(Beginning of Material for this exercise)

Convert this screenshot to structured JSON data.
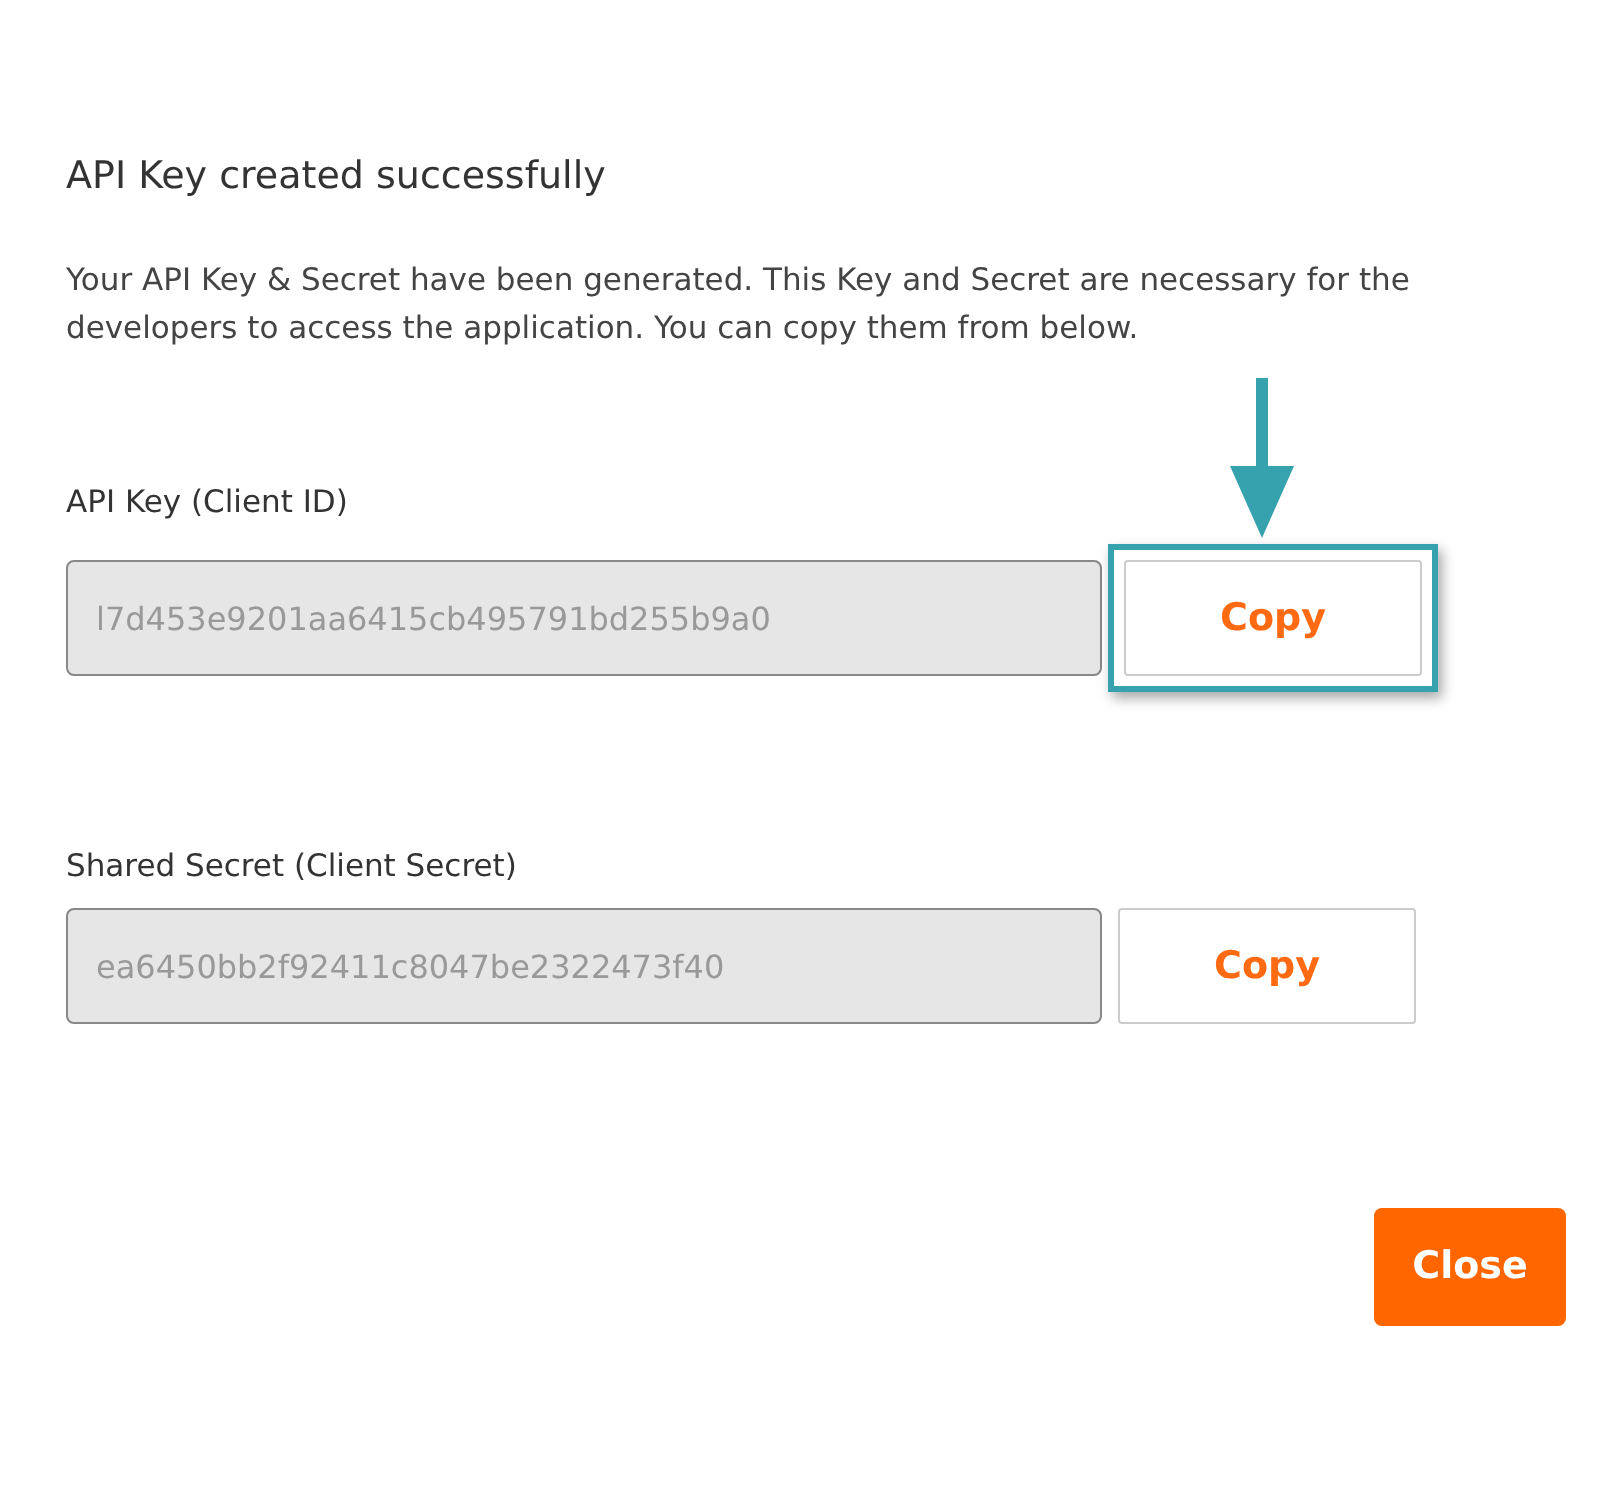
{
  "dialog": {
    "title": "API Key created successfully",
    "message": "Your API Key & Secret have been generated. This Key and Secret are necessary for the developers to access the application. You can copy them from below.",
    "fields": [
      {
        "label": "API Key (Client ID)",
        "value": "l7d453e9201aa6415cb495791bd255b9a0",
        "button": "Copy",
        "highlighted": true
      },
      {
        "label": "Shared Secret (Client Secret)",
        "value": "ea6450bb2f92411c8047be2322473f40",
        "button": "Copy",
        "highlighted": false
      }
    ],
    "close_button": "Close"
  }
}
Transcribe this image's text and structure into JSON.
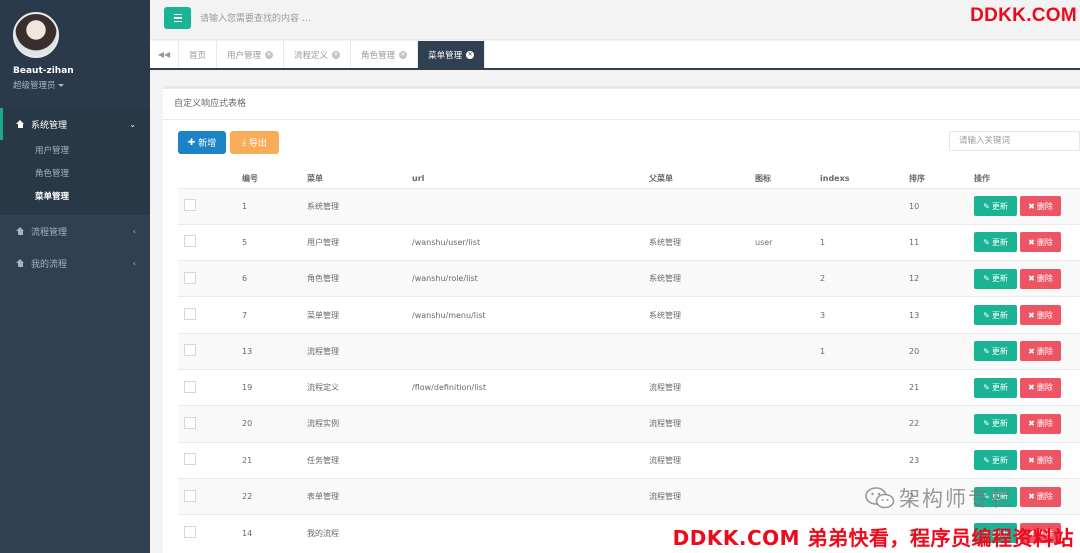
{
  "user": {
    "name": "Beaut-zihan",
    "role": "超级管理员"
  },
  "sidebar": {
    "sections": [
      {
        "label": "系统管理",
        "items": [
          {
            "label": "用户管理"
          },
          {
            "label": "角色管理"
          },
          {
            "label": "菜单管理"
          }
        ]
      },
      {
        "label": "流程管理"
      },
      {
        "label": "我的流程"
      }
    ]
  },
  "topbar": {
    "search_placeholder": "请输入您需要查找的内容 …"
  },
  "tabs": [
    {
      "label": "首页"
    },
    {
      "label": "用户管理"
    },
    {
      "label": "流程定义"
    },
    {
      "label": "角色管理"
    },
    {
      "label": "菜单管理"
    }
  ],
  "panel": {
    "title": "自定义响应式表格",
    "add_label": "新增",
    "export_label": "导出",
    "keyword_placeholder": "请输入关键词"
  },
  "table": {
    "columns": [
      "编号",
      "菜单",
      "url",
      "父菜单",
      "图标",
      "indexs",
      "排序",
      "操作"
    ],
    "update_label": "更新",
    "delete_label": "删除",
    "rows": [
      {
        "id": "1",
        "menu": "系统管理",
        "url": "",
        "parent": "",
        "icon": "",
        "indexs": "",
        "sort": "10"
      },
      {
        "id": "5",
        "menu": "用户管理",
        "url": "/wanshu/user/list",
        "parent": "系统管理",
        "icon": "user",
        "indexs": "1",
        "sort": "11"
      },
      {
        "id": "6",
        "menu": "角色管理",
        "url": "/wanshu/role/list",
        "parent": "系统管理",
        "icon": "",
        "indexs": "2",
        "sort": "12"
      },
      {
        "id": "7",
        "menu": "菜单管理",
        "url": "/wanshu/menu/list",
        "parent": "系统管理",
        "icon": "",
        "indexs": "3",
        "sort": "13"
      },
      {
        "id": "13",
        "menu": "流程管理",
        "url": "",
        "parent": "",
        "icon": "",
        "indexs": "1",
        "sort": "20"
      },
      {
        "id": "19",
        "menu": "流程定义",
        "url": "/flow/definition/list",
        "parent": "流程管理",
        "icon": "",
        "indexs": "",
        "sort": "21"
      },
      {
        "id": "20",
        "menu": "流程实例",
        "url": "",
        "parent": "流程管理",
        "icon": "",
        "indexs": "",
        "sort": "22"
      },
      {
        "id": "21",
        "menu": "任务管理",
        "url": "",
        "parent": "流程管理",
        "icon": "",
        "indexs": "",
        "sort": "23"
      },
      {
        "id": "22",
        "menu": "表单管理",
        "url": "",
        "parent": "流程管理",
        "icon": "",
        "indexs": "",
        "sort": "2"
      },
      {
        "id": "14",
        "menu": "我的流程",
        "url": "",
        "parent": "",
        "icon": "",
        "indexs": "3",
        "sort": "30"
      }
    ]
  },
  "watermarks": {
    "top": "DDKK.COM",
    "wechat": "架构师专栏",
    "bottom": "DDKK.COM 弟弟快看，程序员编程资料站"
  },
  "colors": {
    "sidebar": "#2f4050",
    "primary": "#1ab394",
    "blue": "#1c84c6",
    "warning": "#f8ac59",
    "danger": "#ed5565",
    "watermark": "#ee0a1d"
  }
}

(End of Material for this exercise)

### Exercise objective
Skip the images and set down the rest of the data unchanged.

### Output
Convert this screenshot to structured JSON data.
{
  "dialog": {
    "title": "API Key created successfully",
    "message": "Your API Key & Secret have been generated. This Key and Secret are necessary for the developers to access the application. You can copy them from below.",
    "fields": [
      {
        "label": "API Key (Client ID)",
        "value": "l7d453e9201aa6415cb495791bd255b9a0",
        "button": "Copy",
        "highlighted": true
      },
      {
        "label": "Shared Secret (Client Secret)",
        "value": "ea6450bb2f92411c8047be2322473f40",
        "button": "Copy",
        "highlighted": false
      }
    ],
    "close_button": "Close"
  }
}
Transcribe this image's text and structure into JSON.
{
  "user": {
    "name": "Beaut-zihan",
    "role": "超级管理员"
  },
  "sidebar": {
    "sections": [
      {
        "label": "系统管理",
        "items": [
          {
            "label": "用户管理"
          },
          {
            "label": "角色管理"
          },
          {
            "label": "菜单管理"
          }
        ]
      },
      {
        "label": "流程管理"
      },
      {
        "label": "我的流程"
      }
    ]
  },
  "topbar": {
    "search_placeholder": "请输入您需要查找的内容 …"
  },
  "tabs": [
    {
      "label": "首页"
    },
    {
      "label": "用户管理"
    },
    {
      "label": "流程定义"
    },
    {
      "label": "角色管理"
    },
    {
      "label": "菜单管理"
    }
  ],
  "panel": {
    "title": "自定义响应式表格",
    "add_label": "新增",
    "export_label": "导出",
    "keyword_placeholder": "请输入关键词"
  },
  "table": {
    "columns": [
      "编号",
      "菜单",
      "url",
      "父菜单",
      "图标",
      "indexs",
      "排序",
      "操作"
    ],
    "update_label": "更新",
    "delete_label": "删除",
    "rows": [
      {
        "id": "1",
        "menu": "系统管理",
        "url": "",
        "parent": "",
        "icon": "",
        "indexs": "",
        "sort": "10"
      },
      {
        "id": "5",
        "menu": "用户管理",
        "url": "/wanshu/user/list",
        "parent": "系统管理",
        "icon": "user",
        "indexs": "1",
        "sort": "11"
      },
      {
        "id": "6",
        "menu": "角色管理",
        "url": "/wanshu/role/list",
        "parent": "系统管理",
        "icon": "",
        "indexs": "2",
        "sort": "12"
      },
      {
        "id": "7",
        "menu": "菜单管理",
        "url": "/wanshu/menu/list",
        "parent": "系统管理",
        "icon": "",
        "indexs": "3",
        "sort": "13"
      },
      {
        "id": "13",
        "menu": "流程管理",
        "url": "",
        "parent": "",
        "icon": "",
        "indexs": "1",
        "sort": "20"
      },
      {
        "id": "19",
        "menu": "流程定义",
        "url": "/flow/definition/list",
        "parent": "流程管理",
        "icon": "",
        "indexs": "",
        "sort": "21"
      },
      {
        "id": "20",
        "menu": "流程实例",
        "url": "",
        "parent": "流程管理",
        "icon": "",
        "indexs": "",
        "sort": "22"
      },
      {
        "id": "21",
        "menu": "任务管理",
        "url": "",
        "parent": "流程管理",
        "icon": "",
        "indexs": "",
        "sort": "23"
      },
      {
        "id": "22",
        "menu": "表单管理",
        "url": "",
        "parent": "流程管理",
        "icon": "",
        "indexs": "",
        "sort": "2"
      },
      {
        "id": "14",
        "menu": "我的流程",
        "url": "",
        "parent": "",
        "icon": "",
        "indexs": "3",
        "sort": "30"
      }
    ]
  },
  "watermarks": {
    "top": "DDKK.COM",
    "wechat": "架构师专栏",
    "bottom": "DDKK.COM 弟弟快看，程序员编程资料站"
  },
  "colors": {
    "sidebar": "#2f4050",
    "primary": "#1ab394",
    "blue": "#1c84c6",
    "warning": "#f8ac59",
    "danger": "#ed5565",
    "watermark": "#ee0a1d"
  }
}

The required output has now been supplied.